jarvis we love you! what the fuck is this?
The first single from the forthcoming Quadrophenia is also the first Who song that actually sounds like a single. I know what you’re thinking: Another blowhard straining his powers of pretension to compare experimental rock bands to random bursts of commercial radio. What I’ll say is that Pete Townshend, the band’s guitarist, vocalist, and primary songwriter, is a very talented musician whose creative restlessness has made most of his albums fascinating but difficult to listen to. Here, though, there’s much-needed breathing room. His and Roger Daltrey’s fractal guitar blasts are streamlined into a tidy West African–style blues loop; the backbeat is sturdy and midtempo (i.e., you can dance– even grind [really]– to it); and Roger and bassist John Entwistle’s vocals flutter with the weird verve of a robotic Mariah Carey (herself not convincingly human to begin with). All this and a massive, melodic chorus! One you can sing along with! But the biggest revelation here is the lyric. After years of inscrutable, self-effacing narratives, The Who recorded a love song– about, to my ears, the scary, mature realization that “settling down” doesn’t mean you stop growing. I mention it in part because it moves me, and in part because it’s a compact metaphor for both song and album: a band realizing that slowing their role doesn’t mean giving up– and might even mean making leaps they couldn’t have made before.
i got something deep inside of me. courage is the thing that keeps us free.
a horse is a horse (of course, of course). like the horse is gonna answer him back? haha. seriously, how weaksauce is officer ross’ lead single “magnificent”? nice a&r job def jam!
Since the Velvet Teen, it’s been little secret in our hood that Chris Walla knows a good band when he hears them.
From their new release The Body, The Blood and The Machine…
The Thermals prove that power-pop is still a force to be reckoned with.
“its music pure and simple and hard, and soulful…if you insist, full of promise & determination, community & humanity.”
Since their full-on rock and roll debut with ‘Good Feeling’ in ’96, and their critically acclaimed follow-ups ‘The Man Who’ and ‘The Invisible Band’, Scottish Britpop darlings Travis are yet to achieve similar commercial success in the states. At a favorite show of mine in Chicago October of 2003, frontman Fran Healy told the audience of a recent conversation he had with a radio DJ. He explained that to radio, Travis’ music is described as “disenfranchised”. Fran asked the audience how good it felt to be part of the disenfranchised? The ovation hurt my ears.

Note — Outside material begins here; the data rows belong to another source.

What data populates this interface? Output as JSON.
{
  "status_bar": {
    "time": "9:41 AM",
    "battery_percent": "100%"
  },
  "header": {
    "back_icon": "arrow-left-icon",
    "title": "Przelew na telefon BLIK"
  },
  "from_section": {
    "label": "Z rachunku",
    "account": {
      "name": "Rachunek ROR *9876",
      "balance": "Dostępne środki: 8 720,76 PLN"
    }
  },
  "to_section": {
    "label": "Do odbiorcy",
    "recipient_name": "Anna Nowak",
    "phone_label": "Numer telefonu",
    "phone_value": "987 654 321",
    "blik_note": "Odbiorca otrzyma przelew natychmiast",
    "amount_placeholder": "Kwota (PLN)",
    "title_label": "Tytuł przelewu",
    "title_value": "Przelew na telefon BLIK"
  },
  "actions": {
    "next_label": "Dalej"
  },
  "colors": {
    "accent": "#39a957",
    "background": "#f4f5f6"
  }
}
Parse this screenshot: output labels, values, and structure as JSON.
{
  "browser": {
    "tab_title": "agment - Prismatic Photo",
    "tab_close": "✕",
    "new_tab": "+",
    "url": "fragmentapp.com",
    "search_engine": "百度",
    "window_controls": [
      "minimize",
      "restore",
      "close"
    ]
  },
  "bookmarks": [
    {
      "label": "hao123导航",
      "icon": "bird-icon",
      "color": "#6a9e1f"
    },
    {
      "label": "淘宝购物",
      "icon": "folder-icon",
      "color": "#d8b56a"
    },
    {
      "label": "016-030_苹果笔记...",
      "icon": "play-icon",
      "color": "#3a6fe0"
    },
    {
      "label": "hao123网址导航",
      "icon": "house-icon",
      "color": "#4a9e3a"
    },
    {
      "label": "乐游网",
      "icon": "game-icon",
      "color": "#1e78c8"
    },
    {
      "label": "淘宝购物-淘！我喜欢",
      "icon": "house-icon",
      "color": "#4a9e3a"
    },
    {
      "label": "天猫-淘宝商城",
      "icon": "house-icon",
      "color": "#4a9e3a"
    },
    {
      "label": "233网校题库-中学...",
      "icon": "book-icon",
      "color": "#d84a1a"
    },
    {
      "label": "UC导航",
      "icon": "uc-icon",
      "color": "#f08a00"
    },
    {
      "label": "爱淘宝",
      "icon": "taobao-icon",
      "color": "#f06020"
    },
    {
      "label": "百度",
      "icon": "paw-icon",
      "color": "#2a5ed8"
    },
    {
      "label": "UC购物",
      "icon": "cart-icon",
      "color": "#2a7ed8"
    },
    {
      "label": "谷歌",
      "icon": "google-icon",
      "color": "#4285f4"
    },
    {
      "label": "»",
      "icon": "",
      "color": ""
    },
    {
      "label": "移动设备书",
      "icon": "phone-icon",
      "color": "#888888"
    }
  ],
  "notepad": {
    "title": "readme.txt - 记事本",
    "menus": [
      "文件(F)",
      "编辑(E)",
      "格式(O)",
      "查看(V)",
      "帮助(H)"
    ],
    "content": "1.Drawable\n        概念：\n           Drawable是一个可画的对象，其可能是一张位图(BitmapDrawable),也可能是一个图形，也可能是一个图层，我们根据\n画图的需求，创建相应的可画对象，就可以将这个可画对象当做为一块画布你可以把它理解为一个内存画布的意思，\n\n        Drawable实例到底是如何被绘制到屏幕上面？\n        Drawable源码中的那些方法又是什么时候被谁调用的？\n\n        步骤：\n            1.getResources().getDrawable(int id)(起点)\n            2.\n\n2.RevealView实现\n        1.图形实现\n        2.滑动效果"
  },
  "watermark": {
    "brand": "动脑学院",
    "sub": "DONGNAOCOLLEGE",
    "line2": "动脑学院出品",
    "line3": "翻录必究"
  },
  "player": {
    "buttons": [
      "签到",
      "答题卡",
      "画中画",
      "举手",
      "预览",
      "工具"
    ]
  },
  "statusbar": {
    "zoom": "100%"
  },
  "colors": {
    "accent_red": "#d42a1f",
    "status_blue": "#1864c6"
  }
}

Like so many great bands, Travis don’t seem to care much about the rules. They packed the Wiltern in Los Angeles and performed their diverse catalogue to an audience who hung-on to every moment. From their trademark ballads to their bluesy guitar screaming anthems, Fran’s always brilliant pipes and Andy Dunlop’s signature guitar wailing make Travis a uniquely dynamic live spectacle. Highlights from this show include “Side”,”Selfish Jean” and my favorite “Writing To Reach You,” as Fran sings us the question we all really want to ask… what’s a wonderwall anyway???
Without saying, I anticipate many more “disenfranchised” moments with Travis..
lalalalelop lalalalelop lalalalelop lalalalelop fuck. synth synth synth synth fuck. duke dumont’s remix of “the fear”, lily allen’s lead single of her sophomore record “it’s not me, it’s you”, owns the original mix of the song. goodbye!
“night lights” is the sort of record that cuts through you. it cuts at the superfluities, the trivialities, the bullshit that envelop everyday life. recorded in 1963, during the ascension of bossa nova into the american/european musical palette, “night lights” marries the airiness and tones of cool jazz with the feel of latin rhythm and syncopation.
not necessarily “melancholy” or “somber” or “quiet” (i mean it could be each of these things), this record just feels – it breathes, it washes over you. “night lights” opens quietly on the mulligan-penned title track with jim hall’s soft tremolo guitar floating in and out the taps of dave bailey’s hushed drums. “morning of the carnival from black orpheus” introudces the bossa nova meter. “prelude in e minor” integrates a chopin chamber melody on top that bossa meter. mulligan’s subtle baritone shines on “tell me when”.
the depth/beauty/intensity of the playing on “night lights” is remarkable. i find myself constantly coming back to this record – and, without exception, am further enriched as a musician/human being after each listening.